It’s hard to pick when a line is for effect, or is how a real life goes down in that realm.
Either way, for us plebs it’s a feast of revelation – even as the faux pas pass stratospherically by. What would we know?
But when gentle altruist Bob Axelrod gave that blazing speech to his miscreant son’s student body, the hair on my neck bristled. Twice.
First, at such an inspirational epitome of why greed is good. Then with contempt at its sociopathic thrust.
… the goddamn truth about Darwin, scarcity and the world you actually live in. It’s not the warm, swaddled place your Headmaster and your parents have told you about. It’s populated by people like me who will tear you apart.
All too true.
Nature didn’t select me. I selected myself by harnessing my nature.
Axe is saying he overrode nature’s Darwinian inexorability – because he’s a human, not an animal. He has choice. Free will.
But then denies it, describing himself as no more than a force of nature – a mindless predatory animal.
… the school’s code… asked [my son] to go against the DNA which is telling each of you to be greedy, yes, be hungry. Subjugate and conquer. Because that’s who we are. That’s what we are.
So which is it, Bobby?
We who live in comfort and security – you know, the beneficiaries of “western civilisation” still, centuries later, profiting at the expense of our former colonial subjects – have many luxuries for which guilt is the only appropriate emotion. Unless you’re an animal.
A guilty luxury I treasure is armchair pontification about the world’s woes while the other half of it suffers them. Was it ever thus, why is God cruel, where are we going, why are we here, is it really 42… is capitalism the best economic system?
Capitalism harnesses that better than any other economic model on Earth. Everything we have is because of capitalism,” said Axe.
Because someone had an incentive to get up off his ass, to out-invent, to out-earn, yes, and to subjugate others less capable, less intelligent, less ambitious, less lucky – to make those capitalistic dreams come true.
All too true and apparently quite noble – if your vantage is the apex and you’re at ease reclining on a mountain of suffering.
Except for two misconceptions.

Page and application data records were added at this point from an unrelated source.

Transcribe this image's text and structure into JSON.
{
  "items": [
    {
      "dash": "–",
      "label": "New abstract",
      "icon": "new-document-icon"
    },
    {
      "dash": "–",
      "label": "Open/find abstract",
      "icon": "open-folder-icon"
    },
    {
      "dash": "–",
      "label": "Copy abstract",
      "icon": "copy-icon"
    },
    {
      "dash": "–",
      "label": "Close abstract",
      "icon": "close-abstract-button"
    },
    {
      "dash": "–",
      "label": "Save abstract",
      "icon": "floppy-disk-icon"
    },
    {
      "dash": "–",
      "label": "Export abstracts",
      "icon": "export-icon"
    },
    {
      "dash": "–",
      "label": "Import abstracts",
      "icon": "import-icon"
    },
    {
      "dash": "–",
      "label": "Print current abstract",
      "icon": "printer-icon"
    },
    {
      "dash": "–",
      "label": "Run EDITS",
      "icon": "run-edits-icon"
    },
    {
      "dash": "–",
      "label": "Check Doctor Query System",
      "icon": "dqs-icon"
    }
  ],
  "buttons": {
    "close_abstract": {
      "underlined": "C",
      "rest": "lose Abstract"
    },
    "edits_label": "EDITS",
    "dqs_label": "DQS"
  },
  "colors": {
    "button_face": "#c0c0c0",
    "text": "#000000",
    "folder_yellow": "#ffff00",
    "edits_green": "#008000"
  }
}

First, “everything we have” is, despite growing ridicule of the concept, due completely and only to trickle-down, and not because the system worked to the advantage of all.
Because when your boss, the warlord Attila, and his band of pillaging thugs raided the village next door, you inadvertently got what little he, his Praetorian, and their families in the big tent had left over after gorging themselves on the spoils. Sure, you can better yourself by inventing, making and selling sharper spears, but you’re still gutter trash to Attila, who’ll probably steal the idea because he’s more powerful and almost certainly a lot smarter.
Demand-driven supply. Really? Marketing 101, propaganda, retail chains, and the junk food industry demolish that fable.
It implies capitalism is an economic system, the mother lode of civilisation, the path to prosperity for all, and the most efficient way to harness human effort. But “capitalism” is no such thing and certainly none of those.
Capitalism, a word that dictionaries struggle to explain by variations on the theme: “An economic system in which the production and distribution of goods depend on invested private capital and profit-making.”
What they dare not say is that capitalism is the harsh transactional interaction of living systems. People didn’t invent capitalism, nature deployed it.
Bobby Axelrod isn’t the arch capitalist, he’s a delusional predator that revels in barbarity. His vaunted “economic system” is nothing more than predatoriness dressed up as sophisticated idolatry that rates the worth of people by how big an arsehole they are, and how many losers they screwed to become that rich arsehole.
Capitalists aren’t humans, they’re merely the most depraved predators of the animal kingdom – because they know their actions benefit them at another’s cost but are proud of that injustice. They’re barely separable from psychopaths, who dress in finery, eat in exclusive restaurants, send their offspring to elite colleges, and deal in murder, slavery, and misery to sustain themselves.
Young Paul Atreides had to prove he was a human and not an animal by overcoming reflexive instinct to leave his hand in a box of pain.
Bobby Axelrod can only prove his humanity by enduring the pain of sharing and equality, by caring for those less fortunate.
Can he subdue his smug superiority to concede that socialism is the human face of political economics and his capitalism is but the law of the jungle overlaid with a malign cruelty?